Photo credit: USFWS
Baird’s sparrow (Ammodramus bairdii) | ESA status: none
The Baird’s sparrow is a grassland bird impacted by habitat loss.
Baird’s sparrow habitat
Baird’s sparrows breed in the prairies of Montana, North and South Dakota, and Canada before migrating south to Arizona, New Mexico, Texas, and Mexico in the winter months. The grassland habitat these birds rely on is becoming more and more scarce.
What are the threats to the Baird’s sparrow?
Conversion to agriculture, heavy livestock grazing, and drainage of wetlands have taken a toll on grasslands, both in the U.S. and Canada: 80 percent of short-grass and 75 percent of mixed grass prairie has been lost over the long term. In addition, Baird’s sparrow nests are commonly parasitized by brown-headed cowbirds.
What WildEarth Guardians is doing to preserve the Baird’s sparrow

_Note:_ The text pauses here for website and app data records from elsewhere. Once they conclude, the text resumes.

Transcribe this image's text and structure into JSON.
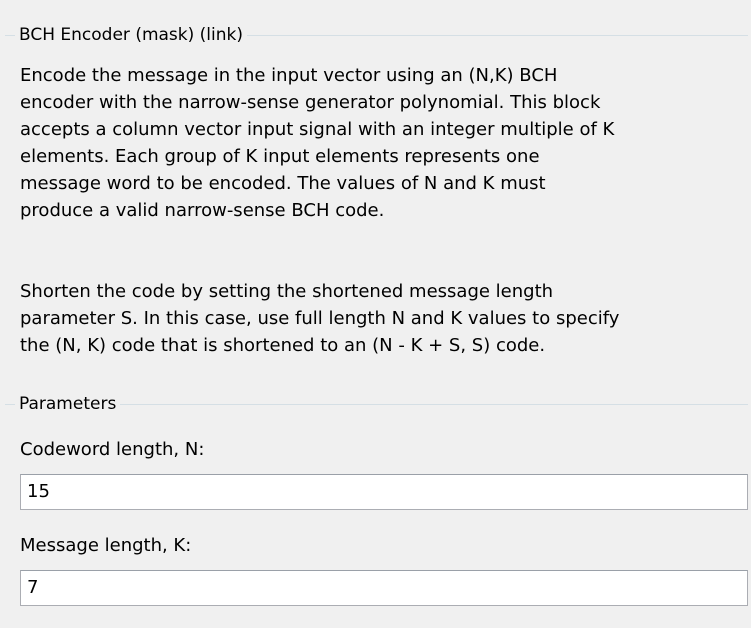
{
  "description": {
    "title": "BCH Encoder (mask) (link)",
    "para1_lines": [
      "Encode the message in the input vector using an (N,K) BCH",
      "encoder with the narrow-sense generator polynomial.  This block",
      "accepts a column vector input signal with an integer multiple of K",
      "elements.  Each group of K input elements represents one",
      "message word to be encoded.  The values of N and K must",
      "produce a valid narrow-sense BCH code."
    ],
    "para2_lines": [
      "Shorten the code by setting the shortened message length",
      "parameter S. In this case, use full length N and K values to specify",
      "the (N, K) code that is shortened to an (N - K + S, S) code."
    ]
  },
  "parameters": {
    "title": "Parameters",
    "codeword_length": {
      "label": "Codeword length, N:",
      "value": "15"
    },
    "message_length": {
      "label": "Message length, K:",
      "value": "7"
    }
  }
}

Preserving North American grasslands has long been a priority of WildEarth Guardians’ conservation work. We strive to ensure that the U.S. Department of Agriculture prioritizes protection of the Baird’s sparrow’s habitat from Montana to New Mexico.